I have rarely had the chance to see so many different aspects of forestry in a 10-day span. On a recent work trip to Indonesia I went from discussing illegal logging and trade, to hearing about indigenous peoples' rights, REDD+ and haze.
My first stop was in the city of Medan, in Northern Sumatra, where the Asia-Pacific Economic Cooperation (APEC) held meetings on issues ranging from trade in services to data security and illegal logging and associated trade. APEC is a superb forum for discussions on timber trade and its legality; the group includes forest and timber trade powerhouses such as China, Vietnam, Indonesia, Japan, South Korea, USA and Australia.
Many of the members are actively developing regulatory frameworks for international trade in timber and wood products.
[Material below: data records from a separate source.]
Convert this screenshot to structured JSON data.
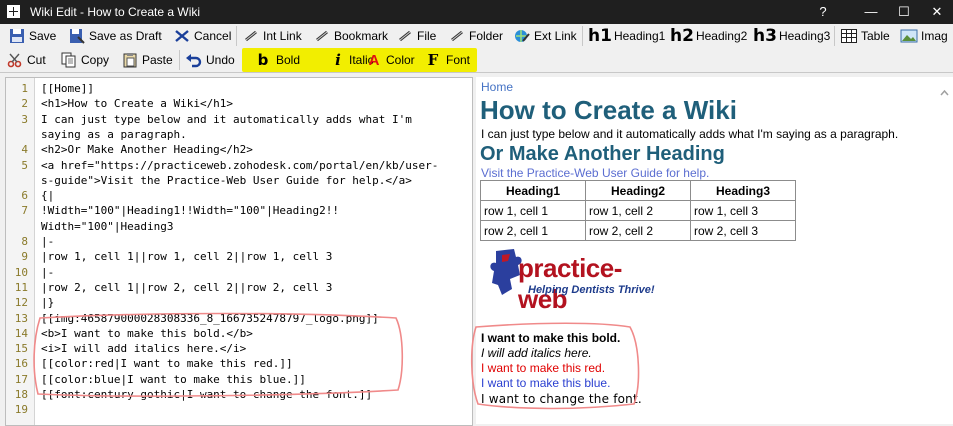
{
  "window": {
    "title": "Wiki Edit - How to Create a Wiki",
    "help": "?",
    "minimize": "—",
    "maximize": "☐",
    "close": "✕"
  },
  "toolbar1": {
    "save": "Save",
    "save_as_draft": "Save as Draft",
    "cancel": "Cancel",
    "int_link": "Int Link",
    "bookmark": "Bookmark",
    "file": "File",
    "folder": "Folder",
    "ext_link": "Ext Link",
    "heading1": "Heading1",
    "heading2": "Heading2",
    "heading3": "Heading3",
    "h1_glyph": "h1",
    "h2_glyph": "h2",
    "h3_glyph": "h3",
    "table": "Table",
    "image": "Imag"
  },
  "toolbar2": {
    "cut": "Cut",
    "copy": "Copy",
    "paste": "Paste",
    "undo": "Undo",
    "bold": "Bold",
    "italic": "Italic",
    "color": "Color",
    "font": "Font",
    "bold_glyph": "b",
    "italic_glyph": "i",
    "color_glyph": "A",
    "font_glyph": "F"
  },
  "editor": {
    "lines": [
      {
        "n": "1",
        "text": "[[Home]]"
      },
      {
        "n": "2",
        "text": "<h1>How to Create a Wiki</h1>"
      },
      {
        "n": "3",
        "text": "I can just type below and it automatically adds what I'm"
      },
      {
        "n": "",
        "text": "saying as a paragraph."
      },
      {
        "n": "4",
        "text": "<h2>Or Make Another Heading</h2>"
      },
      {
        "n": "5",
        "text": "<a href=\"https://practiceweb.zohodesk.com/portal/en/kb/user-"
      },
      {
        "n": "",
        "text": "s-guide\">Visit the Practice-Web User Guide for help.</a>"
      },
      {
        "n": "6",
        "text": "{|"
      },
      {
        "n": "7",
        "text": "!Width=\"100\"|Heading1!!Width=\"100\"|Heading2!!"
      },
      {
        "n": "",
        "text": "Width=\"100\"|Heading3"
      },
      {
        "n": "8",
        "text": "|-"
      },
      {
        "n": "9",
        "text": "|row 1, cell 1||row 1, cell 2||row 1, cell 3"
      },
      {
        "n": "10",
        "text": "|-"
      },
      {
        "n": "11",
        "text": "|row 2, cell 1||row 2, cell 2||row 2, cell 3"
      },
      {
        "n": "12",
        "text": "|}"
      },
      {
        "n": "13",
        "text": "[[img:465879000028308336_8_1667352478797_logo.png]]"
      },
      {
        "n": "14",
        "text": "<b>I want to make this bold.</b>"
      },
      {
        "n": "15",
        "text": "<i>I will add italics here.</i>"
      },
      {
        "n": "16",
        "text": "[[color:red|I want to make this red.]]"
      },
      {
        "n": "17",
        "text": "[[color:blue|I want to make this blue.]]"
      },
      {
        "n": "18",
        "text": "[[font:century gothic|I want to change the font.]]"
      },
      {
        "n": "19",
        "text": ""
      }
    ]
  },
  "preview": {
    "home_link": "Home",
    "h1": "How to Create a Wiki",
    "paragraph": "I can just type below and it automatically adds what I'm saying as a paragraph.",
    "h2": "Or Make Another Heading",
    "link": "Visit the Practice-Web User Guide for help.",
    "table": {
      "headers": [
        "Heading1",
        "Heading2",
        "Heading3"
      ],
      "rows": [
        [
          "row 1, cell 1",
          "row 1, cell 2",
          "row 1, cell 3"
        ],
        [
          "row 2, cell 1",
          "row 2, cell 2",
          "row 2, cell 3"
        ]
      ]
    },
    "logo": {
      "name": "practice-web",
      "tagline": "Helping Dentists Thrive!"
    },
    "bold_line": "I want to make this bold.",
    "italic_line": "I will add italics here.",
    "red_line": "I want to make this red.",
    "blue_line": "I want to make this blue.",
    "font_line": "I want to change the font."
  },
  "colors": {
    "highlight": "#f2ee00",
    "annotation": "#f08a8a",
    "heading": "#1f5f7a",
    "red": "#e00000",
    "blue": "#2a3fd0"
  }
}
Indonesia has agreed on a Voluntary Partnership Agreement with the EU and has a well-established legality verification system (Sistem verifikasi legalitas kayu --SVLK). Australia has followed the example of US Lacey Act amendment and EU Timber Regulation and agreed on the Illegal Logging Prohibition Act in November 2012. Japan, Korea and China have seen the writing on the wall and are developing their own legality verification and monitoring systems. Although the intention is good, all these separate national initiatives risk leading to a balkanization of the forest legality landscape. The picture gets even more complex when you think of sustainability and its myriad of competing schemes and labels. Therefore it is welcome news that the Australian system recognizes FLEGT licenses and international certification schemes (FSC and PEFC) as verification of due diligence and legality without further documentation. That should help ease the burden of exporters particularly in the APEC region.
It was also good to hear from Indonesian concession companies and Australian and Swedish retailing companies that are working to ensure that only legal products enter their supply chains, at the private sector dialogue, supported by PROFOR, Forest Legality Alliance and The Nature Conservancy, on the margins of the APEC meeting. I think this is an angle we sometimes miss: we easily forget the value of sustainably managed forests and wood-based industries in the creation of “climate-smart” jobs, poverty eradication and shared prosperity in rural areas. There has been so much bad pressn in our sector that we easily forget the potential for positive change.
My second stop was Lombok, not far from Bali, where I followed Forest Carbon Partnership Facility (FCPF) discussions on REDD+ and how to make sure global policies benefit indigenous peoples and other marginalized forest users. Indonesia is an excellent location for these discussions since the country has taken notable decisions regarding indigenous peoples’ rights to their land.
The third “attraction” on this trip was not a meeting but rather a condition that affected the entire sub-region: the hazy issue of fire. A couple of years ago, country musician Luke Bryan had a hit single called “Rain is a good thing.” I am sure that millions of people in Malaysia, Singapore and Indonesia agreed with him when real and artificial rain fell on the burning peatlands in Riau in Central Sumatra, putting down fires. Luke Bryan had his own reasons for praising rain, but he was right: pollution levels dropped from their alarming highs.
The fires appeared to strain the relationship between countries in the regions, with lots of finger-pointing across the Strait of Malacca. But fortunately in recent days regional dialogue has become more constructive.
Some things however never change: after this large-scale natural resource governance failure, eight smallholders caught practicing slash and burn farming were the first people to be placed under arrest.